▶ [The problem]
Starting at the first line, reproduce the listing below in full, exactly as given.

▶ [Extracted data]

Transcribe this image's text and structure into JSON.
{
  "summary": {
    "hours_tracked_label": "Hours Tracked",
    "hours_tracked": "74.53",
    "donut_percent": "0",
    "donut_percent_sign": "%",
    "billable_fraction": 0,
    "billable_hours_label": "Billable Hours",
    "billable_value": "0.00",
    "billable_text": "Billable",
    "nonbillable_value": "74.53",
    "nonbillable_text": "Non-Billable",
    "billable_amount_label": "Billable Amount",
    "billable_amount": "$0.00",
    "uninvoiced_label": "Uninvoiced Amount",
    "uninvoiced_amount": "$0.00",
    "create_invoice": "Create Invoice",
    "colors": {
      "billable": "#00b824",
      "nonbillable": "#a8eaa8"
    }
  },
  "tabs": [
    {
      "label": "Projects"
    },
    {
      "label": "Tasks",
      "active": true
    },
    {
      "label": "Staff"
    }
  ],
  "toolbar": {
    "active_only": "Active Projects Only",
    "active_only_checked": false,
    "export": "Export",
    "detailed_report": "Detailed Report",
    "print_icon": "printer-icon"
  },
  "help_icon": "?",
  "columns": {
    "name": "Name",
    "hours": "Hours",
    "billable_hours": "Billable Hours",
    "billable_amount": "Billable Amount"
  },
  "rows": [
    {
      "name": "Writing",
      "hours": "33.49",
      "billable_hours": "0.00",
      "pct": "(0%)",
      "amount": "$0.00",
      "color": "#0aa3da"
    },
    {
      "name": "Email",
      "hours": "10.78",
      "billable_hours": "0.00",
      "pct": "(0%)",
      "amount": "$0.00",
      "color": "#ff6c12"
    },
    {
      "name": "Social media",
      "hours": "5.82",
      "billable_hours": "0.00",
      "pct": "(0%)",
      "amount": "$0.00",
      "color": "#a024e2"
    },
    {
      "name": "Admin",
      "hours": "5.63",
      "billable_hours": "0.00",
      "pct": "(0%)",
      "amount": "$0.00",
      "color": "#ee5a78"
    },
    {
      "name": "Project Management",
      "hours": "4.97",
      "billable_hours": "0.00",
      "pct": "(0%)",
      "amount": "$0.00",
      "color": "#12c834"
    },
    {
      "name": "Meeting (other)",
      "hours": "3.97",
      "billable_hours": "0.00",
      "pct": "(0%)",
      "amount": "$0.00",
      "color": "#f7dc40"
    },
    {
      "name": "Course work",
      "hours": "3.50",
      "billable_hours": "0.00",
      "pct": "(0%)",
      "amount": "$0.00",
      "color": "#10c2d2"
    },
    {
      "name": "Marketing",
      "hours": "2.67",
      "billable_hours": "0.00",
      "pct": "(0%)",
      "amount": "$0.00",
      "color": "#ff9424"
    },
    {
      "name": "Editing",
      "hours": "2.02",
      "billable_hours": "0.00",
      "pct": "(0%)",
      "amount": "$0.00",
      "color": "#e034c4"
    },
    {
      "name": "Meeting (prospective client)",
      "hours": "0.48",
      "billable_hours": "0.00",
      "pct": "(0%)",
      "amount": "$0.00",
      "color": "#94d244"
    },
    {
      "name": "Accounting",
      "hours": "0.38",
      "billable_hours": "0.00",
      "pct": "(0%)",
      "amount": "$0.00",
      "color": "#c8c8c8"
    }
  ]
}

▶ [Answer box]
Transcribe this image's text and structure into JSON.
{
  "summary": {
    "hours_tracked_label": "Hours Tracked",
    "hours_tracked": "74.53",
    "donut_percent": "0",
    "donut_percent_sign": "%",
    "billable_fraction": 0,
    "billable_hours_label": "Billable Hours",
    "billable_value": "0.00",
    "billable_text": "Billable",
    "nonbillable_value": "74.53",
    "nonbillable_text": "Non-Billable",
    "billable_amount_label": "Billable Amount",
    "billable_amount": "$0.00",
    "uninvoiced_label": "Uninvoiced Amount",
    "uninvoiced_amount": "$0.00",
    "create_invoice": "Create Invoice",
    "colors": {
      "billable": "#00b824",
      "nonbillable": "#a8eaa8"
    }
  },
  "tabs": [
    {
      "label": "Projects"
    },
    {
      "label": "Tasks",
      "active": true
    },
    {
      "label": "Staff"
    }
  ],
  "toolbar": {
    "active_only": "Active Projects Only",
    "active_only_checked": false,
    "export": "Export",
    "detailed_report": "Detailed Report",
    "print_icon": "printer-icon"
  },
  "help_icon": "?",
  "columns": {
    "name": "Name",
    "hours": "Hours",
    "billable_hours": "Billable Hours",
    "billable_amount": "Billable Amount"
  },
  "rows": [
    {
      "name": "Writing",
      "hours": "33.49",
      "billable_hours": "0.00",
      "pct": "(0%)",
      "amount": "$0.00",
      "color": "#0aa3da"
    },
    {
      "name": "Email",
      "hours": "10.78",
      "billable_hours": "0.00",
      "pct": "(0%)",
      "amount": "$0.00",
      "color": "#ff6c12"
    },
    {
      "name": "Social media",
      "hours": "5.82",
      "billable_hours": "0.00",
      "pct": "(0%)",
      "amount": "$0.00",
      "color": "#a024e2"
    },
    {
      "name": "Admin",
      "hours": "5.63",
      "billable_hours": "0.00",
      "pct": "(0%)",
      "amount": "$0.00",
      "color": "#ee5a78"
    },
    {
      "name": "Project Management",
      "hours": "4.97",
      "billable_hours": "0.00",
      "pct": "(0%)",
      "amount": "$0.00",
      "color": "#12c834"
    },
    {
      "name": "Meeting (other)",
      "hours": "3.97",
      "billable_hours": "0.00",
      "pct": "(0%)",
      "amount": "$0.00",
      "color": "#f7dc40"
    },
    {
      "name": "Course work",
      "hours": "3.50",
      "billable_hours": "0.00",
      "pct": "(0%)",
      "amount": "$0.00",
      "color": "#10c2d2"
    },
    {
      "name": "Marketing",
      "hours": "2.67",
      "billable_hours": "0.00",
      "pct": "(0%)",
      "amount": "$0.00",
      "color": "#ff9424"
    },
    {
      "name": "Editing",
      "hours": "2.02",
      "billable_hours": "0.00",
      "pct": "(0%)",
      "amount": "$0.00",
      "color": "#e034c4"
    },
    {
      "name": "Meeting (prospective client)",
      "hours": "0.48",
      "billable_hours": "0.00",
      "pct": "(0%)",
      "amount": "$0.00",
      "color": "#94d244"
    },
    {
      "name": "Accounting",
      "hours": "0.38",
      "billable_hours": "0.00",
      "pct": "(0%)",
      "amount": "$0.00",
      "color": "#c8c8c8"
    }
  ]
}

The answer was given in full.